Would you restate the entries below exactly, keeping every line?

+--

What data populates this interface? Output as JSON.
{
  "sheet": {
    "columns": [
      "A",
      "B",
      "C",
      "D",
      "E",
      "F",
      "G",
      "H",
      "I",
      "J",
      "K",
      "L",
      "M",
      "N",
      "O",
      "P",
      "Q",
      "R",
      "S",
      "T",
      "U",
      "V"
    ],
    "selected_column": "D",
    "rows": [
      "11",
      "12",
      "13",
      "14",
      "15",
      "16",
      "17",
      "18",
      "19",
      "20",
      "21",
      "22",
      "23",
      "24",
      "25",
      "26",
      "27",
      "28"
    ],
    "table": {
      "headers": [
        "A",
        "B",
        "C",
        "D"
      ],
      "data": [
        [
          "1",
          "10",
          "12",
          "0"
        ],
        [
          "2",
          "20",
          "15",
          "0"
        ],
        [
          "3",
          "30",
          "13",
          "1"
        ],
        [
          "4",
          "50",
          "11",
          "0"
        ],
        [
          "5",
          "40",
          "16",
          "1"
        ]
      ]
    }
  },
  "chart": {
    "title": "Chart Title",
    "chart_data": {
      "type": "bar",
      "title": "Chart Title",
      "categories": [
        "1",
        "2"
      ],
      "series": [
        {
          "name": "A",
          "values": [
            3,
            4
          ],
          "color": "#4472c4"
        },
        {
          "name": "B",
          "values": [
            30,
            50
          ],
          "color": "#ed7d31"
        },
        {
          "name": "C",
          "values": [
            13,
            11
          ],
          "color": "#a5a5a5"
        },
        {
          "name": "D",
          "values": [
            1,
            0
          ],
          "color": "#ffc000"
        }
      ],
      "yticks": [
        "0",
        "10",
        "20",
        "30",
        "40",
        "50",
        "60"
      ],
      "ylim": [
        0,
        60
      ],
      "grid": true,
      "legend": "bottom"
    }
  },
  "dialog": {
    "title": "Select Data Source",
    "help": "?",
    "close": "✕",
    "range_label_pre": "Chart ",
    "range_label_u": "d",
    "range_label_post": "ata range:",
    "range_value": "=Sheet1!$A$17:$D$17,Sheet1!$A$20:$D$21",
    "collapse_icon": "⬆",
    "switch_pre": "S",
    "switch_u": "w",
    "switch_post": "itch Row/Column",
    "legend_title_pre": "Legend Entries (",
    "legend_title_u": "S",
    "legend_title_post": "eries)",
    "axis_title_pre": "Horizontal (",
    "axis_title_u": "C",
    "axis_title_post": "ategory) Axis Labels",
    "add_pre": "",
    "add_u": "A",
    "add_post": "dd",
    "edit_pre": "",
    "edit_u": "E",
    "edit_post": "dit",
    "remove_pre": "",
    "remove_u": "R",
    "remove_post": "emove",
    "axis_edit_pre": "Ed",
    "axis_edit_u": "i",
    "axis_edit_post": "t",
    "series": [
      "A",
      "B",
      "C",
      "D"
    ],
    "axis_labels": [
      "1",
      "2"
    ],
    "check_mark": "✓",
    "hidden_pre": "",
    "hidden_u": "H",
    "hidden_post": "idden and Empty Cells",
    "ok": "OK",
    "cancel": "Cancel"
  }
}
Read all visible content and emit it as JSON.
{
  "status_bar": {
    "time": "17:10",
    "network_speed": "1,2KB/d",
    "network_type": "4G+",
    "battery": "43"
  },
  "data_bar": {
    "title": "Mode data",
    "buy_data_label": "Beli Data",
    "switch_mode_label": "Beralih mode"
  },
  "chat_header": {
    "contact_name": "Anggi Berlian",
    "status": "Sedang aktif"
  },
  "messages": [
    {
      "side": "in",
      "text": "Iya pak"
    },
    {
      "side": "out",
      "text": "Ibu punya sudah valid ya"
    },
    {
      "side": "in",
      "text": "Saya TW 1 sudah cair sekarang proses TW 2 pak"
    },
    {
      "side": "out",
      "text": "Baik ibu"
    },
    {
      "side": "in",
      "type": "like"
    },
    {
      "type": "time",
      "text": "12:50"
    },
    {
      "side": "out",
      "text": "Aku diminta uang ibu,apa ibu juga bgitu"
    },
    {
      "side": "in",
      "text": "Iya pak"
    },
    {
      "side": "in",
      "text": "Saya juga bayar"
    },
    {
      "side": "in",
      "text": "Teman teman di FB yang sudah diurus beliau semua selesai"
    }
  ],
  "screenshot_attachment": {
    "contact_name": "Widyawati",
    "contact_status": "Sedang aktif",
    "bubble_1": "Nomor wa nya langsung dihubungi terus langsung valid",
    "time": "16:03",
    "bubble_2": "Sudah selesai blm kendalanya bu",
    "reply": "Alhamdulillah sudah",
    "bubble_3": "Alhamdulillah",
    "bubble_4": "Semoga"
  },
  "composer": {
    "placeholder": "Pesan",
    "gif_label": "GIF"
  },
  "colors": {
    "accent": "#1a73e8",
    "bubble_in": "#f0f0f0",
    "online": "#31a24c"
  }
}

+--

▸ Output of the exercise
What data populates this interface? Output as JSON.
{
  "sheet": {
    "columns": [
      "A",
      "B",
      "C",
      "D",
      "E",
      "F",
      "G",
      "H",
      "I",
      "J",
      "K",
      "L",
      "M",
      "N",
      "O",
      "P",
      "Q",
      "R",
      "S",
      "T",
      "U",
      "V"
    ],
    "selected_column": "D",
    "rows": [
      "11",
      "12",
      "13",
      "14",
      "15",
      "16",
      "17",
      "18",
      "19",
      "20",
      "21",
      "22",
      "23",
      "24",
      "25",
      "26",
      "27",
      "28"
    ],
    "table": {
      "headers": [
        "A",
        "B",
        "C",
        "D"
      ],
      "data": [
        [
          "1",
          "10",
          "12",
          "0"
        ],
        [
          "2",
          "20",
          "15",
          "0"
        ],
        [
          "3",
          "30",
          "13",
          "1"
        ],
        [
          "4",
          "50",
          "11",
          "0"
        ],
        [
          "5",
          "40",
          "16",
          "1"
        ]
      ]
    }
  },
  "chart": {
    "title": "Chart Title",
    "chart_data": {
      "type": "bar",
      "title": "Chart Title",
      "categories": [
        "1",
        "2"
      ],
      "series": [
        {
          "name": "A",
          "values": [
            3,
            4
          ],
          "color": "#4472c4"
        },
        {
          "name": "B",
          "values": [
            30,
            50
          ],
          "color": "#ed7d31"
        },
        {
          "name": "C",
          "values": [
            13,
            11
          ],
          "color": "#a5a5a5"
        },
        {
          "name": "D",
          "values": [
            1,
            0
          ],
          "color": "#ffc000"
        }
      ],
      "yticks": [
        "0",
        "10",
        "20",
        "30",
        "40",
        "50",
        "60"
      ],
      "ylim": [
        0,
        60
      ],
      "grid": true,
      "legend": "bottom"
    }
  },
  "dialog": {
    "title": "Select Data Source",
    "help": "?",
    "close": "✕",
    "range_label_pre": "Chart ",
    "range_label_u": "d",
    "range_label_post": "ata range:",
    "range_value": "=Sheet1!$A$17:$D$17,Sheet1!$A$20:$D$21",
    "collapse_icon": "⬆",
    "switch_pre": "S",
    "switch_u": "w",
    "switch_post": "itch Row/Column",
    "legend_title_pre": "Legend Entries (",
    "legend_title_u": "S",
    "legend_title_post": "eries)",
    "axis_title_pre": "Horizontal (",
    "axis_title_u": "C",
    "axis_title_post": "ategory) Axis Labels",
    "add_pre": "",
    "add_u": "A",
    "add_post": "dd",
    "edit_pre": "",
    "edit_u": "E",
    "edit_post": "dit",
    "remove_pre": "",
    "remove_u": "R",
    "remove_post": "emove",
    "axis_edit_pre": "Ed",
    "axis_edit_u": "i",
    "axis_edit_post": "t",
    "series": [
      "A",
      "B",
      "C",
      "D"
    ],
    "axis_labels": [
      "1",
      "2"
    ],
    "check_mark": "✓",
    "hidden_pre": "",
    "hidden_u": "H",
    "hidden_post": "idden and Empty Cells",
    "ok": "OK",
    "cancel": "Cancel"
  }
}
Read all visible content and emit it as JSON.
{
  "status_bar": {
    "time": "17:10",
    "network_speed": "1,2KB/d",
    "network_type": "4G+",
    "battery": "43"
  },
  "data_bar": {
    "title": "Mode data",
    "buy_data_label": "Beli Data",
    "switch_mode_label": "Beralih mode"
  },
  "chat_header": {
    "contact_name": "Anggi Berlian",
    "status": "Sedang aktif"
  },
  "messages": [
    {
      "side": "in",
      "text": "Iya pak"
    },
    {
      "side": "out",
      "text": "Ibu punya sudah valid ya"
    },
    {
      "side": "in",
      "text": "Saya TW 1 sudah cair sekarang proses TW 2 pak"
    },
    {
      "side": "out",
      "text": "Baik ibu"
    },
    {
      "side": "in",
      "type": "like"
    },
    {
      "type": "time",
      "text": "12:50"
    },
    {
      "side": "out",
      "text": "Aku diminta uang ibu,apa ibu juga bgitu"
    },
    {
      "side": "in",
      "text": "Iya pak"
    },
    {
      "side": "in",
      "text": "Saya juga bayar"
    },
    {
      "side": "in",
      "text": "Teman teman di FB yang sudah diurus beliau semua selesai"
    }
  ],
  "screenshot_attachment": {
    "contact_name": "Widyawati",
    "contact_status": "Sedang aktif",
    "bubble_1": "Nomor wa nya langsung dihubungi terus langsung valid",
    "time": "16:03",
    "bubble_2": "Sudah selesai blm kendalanya bu",
    "reply": "Alhamdulillah sudah",
    "bubble_3": "Alhamdulillah",
    "bubble_4": "Semoga"
  },
  "composer": {
    "placeholder": "Pesan",
    "gif_label": "GIF"
  },
  "colors": {
    "accent": "#1a73e8",
    "bubble_in": "#f0f0f0",
    "online": "#31a24c"
  }
}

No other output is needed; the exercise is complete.